## SUPPLIED ENTRIES
○ ○ ○

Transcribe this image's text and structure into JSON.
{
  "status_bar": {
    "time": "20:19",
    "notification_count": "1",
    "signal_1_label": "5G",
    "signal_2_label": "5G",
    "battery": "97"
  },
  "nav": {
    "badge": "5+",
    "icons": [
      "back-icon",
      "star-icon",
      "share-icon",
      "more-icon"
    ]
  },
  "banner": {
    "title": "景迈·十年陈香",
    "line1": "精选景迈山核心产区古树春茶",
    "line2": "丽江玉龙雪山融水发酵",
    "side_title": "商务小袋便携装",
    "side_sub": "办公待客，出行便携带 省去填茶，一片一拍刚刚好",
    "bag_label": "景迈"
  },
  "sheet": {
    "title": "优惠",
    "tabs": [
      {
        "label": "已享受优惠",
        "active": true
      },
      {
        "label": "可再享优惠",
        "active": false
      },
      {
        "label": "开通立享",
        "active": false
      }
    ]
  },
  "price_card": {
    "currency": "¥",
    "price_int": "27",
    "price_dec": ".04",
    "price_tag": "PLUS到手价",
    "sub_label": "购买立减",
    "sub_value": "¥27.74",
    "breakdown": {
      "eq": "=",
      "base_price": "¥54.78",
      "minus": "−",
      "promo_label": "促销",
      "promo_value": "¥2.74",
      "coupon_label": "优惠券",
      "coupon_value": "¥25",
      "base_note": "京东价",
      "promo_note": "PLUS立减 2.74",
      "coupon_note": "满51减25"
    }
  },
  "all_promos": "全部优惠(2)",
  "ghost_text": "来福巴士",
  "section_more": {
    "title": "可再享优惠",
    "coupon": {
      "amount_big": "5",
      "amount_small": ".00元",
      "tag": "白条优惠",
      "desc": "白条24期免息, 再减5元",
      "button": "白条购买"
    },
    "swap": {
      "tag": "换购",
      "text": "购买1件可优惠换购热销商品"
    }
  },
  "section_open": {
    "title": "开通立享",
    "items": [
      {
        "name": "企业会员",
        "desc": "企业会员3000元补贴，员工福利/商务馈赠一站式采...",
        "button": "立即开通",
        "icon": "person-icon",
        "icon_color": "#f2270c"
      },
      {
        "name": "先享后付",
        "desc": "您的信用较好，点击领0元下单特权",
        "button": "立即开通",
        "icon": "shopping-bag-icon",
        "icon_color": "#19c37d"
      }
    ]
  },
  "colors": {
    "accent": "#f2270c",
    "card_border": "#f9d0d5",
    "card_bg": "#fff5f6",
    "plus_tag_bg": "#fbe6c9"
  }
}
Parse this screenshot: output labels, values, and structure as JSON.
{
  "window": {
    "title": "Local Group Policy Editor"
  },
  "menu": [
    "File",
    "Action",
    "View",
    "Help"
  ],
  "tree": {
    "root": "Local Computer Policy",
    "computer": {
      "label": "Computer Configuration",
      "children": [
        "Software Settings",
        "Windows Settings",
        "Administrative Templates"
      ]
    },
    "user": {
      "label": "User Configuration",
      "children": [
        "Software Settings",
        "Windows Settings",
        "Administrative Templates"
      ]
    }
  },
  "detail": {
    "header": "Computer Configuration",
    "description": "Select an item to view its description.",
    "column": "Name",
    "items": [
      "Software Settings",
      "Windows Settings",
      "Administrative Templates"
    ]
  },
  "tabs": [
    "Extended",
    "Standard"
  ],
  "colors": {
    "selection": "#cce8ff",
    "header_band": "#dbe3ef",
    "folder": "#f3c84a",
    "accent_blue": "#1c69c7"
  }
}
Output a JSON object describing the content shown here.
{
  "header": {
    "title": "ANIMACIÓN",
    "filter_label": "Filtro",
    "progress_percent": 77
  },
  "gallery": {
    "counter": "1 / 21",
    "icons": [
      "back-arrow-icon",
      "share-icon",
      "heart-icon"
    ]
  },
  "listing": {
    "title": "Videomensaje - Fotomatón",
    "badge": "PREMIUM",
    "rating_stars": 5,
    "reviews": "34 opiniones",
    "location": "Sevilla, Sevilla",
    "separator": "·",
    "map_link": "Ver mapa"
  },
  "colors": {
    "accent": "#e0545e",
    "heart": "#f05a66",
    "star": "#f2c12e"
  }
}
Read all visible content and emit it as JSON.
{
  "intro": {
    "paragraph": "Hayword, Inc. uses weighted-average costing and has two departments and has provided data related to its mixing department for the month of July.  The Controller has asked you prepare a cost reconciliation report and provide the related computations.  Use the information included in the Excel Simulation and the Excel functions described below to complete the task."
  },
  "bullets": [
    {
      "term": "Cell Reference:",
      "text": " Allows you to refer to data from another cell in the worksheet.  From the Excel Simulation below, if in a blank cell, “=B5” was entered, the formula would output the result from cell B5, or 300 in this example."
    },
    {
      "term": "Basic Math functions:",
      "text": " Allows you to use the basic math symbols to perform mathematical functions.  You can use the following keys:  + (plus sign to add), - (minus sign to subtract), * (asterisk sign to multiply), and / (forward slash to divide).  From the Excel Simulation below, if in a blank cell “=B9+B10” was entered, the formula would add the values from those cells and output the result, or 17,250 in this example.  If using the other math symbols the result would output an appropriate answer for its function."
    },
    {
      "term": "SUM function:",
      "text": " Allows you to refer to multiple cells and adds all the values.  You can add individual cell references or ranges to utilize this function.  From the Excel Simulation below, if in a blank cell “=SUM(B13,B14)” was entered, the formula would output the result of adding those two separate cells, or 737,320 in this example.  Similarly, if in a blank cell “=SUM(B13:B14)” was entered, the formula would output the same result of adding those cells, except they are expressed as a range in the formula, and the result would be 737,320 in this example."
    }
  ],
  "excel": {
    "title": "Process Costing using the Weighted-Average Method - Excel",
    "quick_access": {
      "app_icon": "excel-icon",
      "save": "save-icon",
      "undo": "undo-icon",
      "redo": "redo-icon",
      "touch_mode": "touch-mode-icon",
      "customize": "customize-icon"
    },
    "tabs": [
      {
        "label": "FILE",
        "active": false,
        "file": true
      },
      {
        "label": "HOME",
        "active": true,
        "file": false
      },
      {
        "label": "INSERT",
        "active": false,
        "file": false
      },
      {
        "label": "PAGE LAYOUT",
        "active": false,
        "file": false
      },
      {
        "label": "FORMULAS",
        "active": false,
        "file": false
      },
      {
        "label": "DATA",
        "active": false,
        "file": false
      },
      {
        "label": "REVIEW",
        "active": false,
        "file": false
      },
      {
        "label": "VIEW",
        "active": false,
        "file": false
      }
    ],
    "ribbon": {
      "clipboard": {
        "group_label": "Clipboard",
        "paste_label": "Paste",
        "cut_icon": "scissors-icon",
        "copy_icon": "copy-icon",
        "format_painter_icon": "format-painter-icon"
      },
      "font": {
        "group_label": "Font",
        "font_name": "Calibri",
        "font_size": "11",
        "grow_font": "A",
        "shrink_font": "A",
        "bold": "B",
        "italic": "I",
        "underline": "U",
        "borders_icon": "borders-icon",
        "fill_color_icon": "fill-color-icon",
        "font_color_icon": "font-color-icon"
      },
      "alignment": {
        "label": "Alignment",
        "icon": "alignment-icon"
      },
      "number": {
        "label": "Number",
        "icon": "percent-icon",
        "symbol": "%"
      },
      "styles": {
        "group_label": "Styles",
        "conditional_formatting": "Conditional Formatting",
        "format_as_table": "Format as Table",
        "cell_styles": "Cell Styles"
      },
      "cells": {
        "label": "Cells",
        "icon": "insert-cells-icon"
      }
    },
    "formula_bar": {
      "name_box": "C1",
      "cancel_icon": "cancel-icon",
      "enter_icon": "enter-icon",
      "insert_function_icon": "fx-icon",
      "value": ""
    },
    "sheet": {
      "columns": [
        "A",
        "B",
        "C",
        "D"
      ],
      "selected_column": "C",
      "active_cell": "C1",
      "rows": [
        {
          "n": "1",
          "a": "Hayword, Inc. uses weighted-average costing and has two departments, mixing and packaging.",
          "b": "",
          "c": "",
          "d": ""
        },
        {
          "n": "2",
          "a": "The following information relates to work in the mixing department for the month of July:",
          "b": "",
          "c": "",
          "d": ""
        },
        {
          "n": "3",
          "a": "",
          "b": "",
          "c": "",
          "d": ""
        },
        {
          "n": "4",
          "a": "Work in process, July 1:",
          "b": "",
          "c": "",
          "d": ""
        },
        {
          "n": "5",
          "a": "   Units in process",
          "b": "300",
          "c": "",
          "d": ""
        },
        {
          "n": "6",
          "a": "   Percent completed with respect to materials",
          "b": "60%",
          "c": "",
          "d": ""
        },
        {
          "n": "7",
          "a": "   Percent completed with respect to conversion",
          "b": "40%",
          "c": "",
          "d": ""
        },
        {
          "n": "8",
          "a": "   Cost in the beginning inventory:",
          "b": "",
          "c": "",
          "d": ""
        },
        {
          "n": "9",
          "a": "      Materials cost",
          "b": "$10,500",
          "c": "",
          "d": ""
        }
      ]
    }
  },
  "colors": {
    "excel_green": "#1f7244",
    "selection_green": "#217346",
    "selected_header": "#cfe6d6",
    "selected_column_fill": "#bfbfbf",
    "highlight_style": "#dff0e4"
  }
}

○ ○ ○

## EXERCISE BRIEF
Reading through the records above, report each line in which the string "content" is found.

## WRITTEN SOLUTION
Output a JSON object describing the content shown here.
Read all visible content and emit it as JSON.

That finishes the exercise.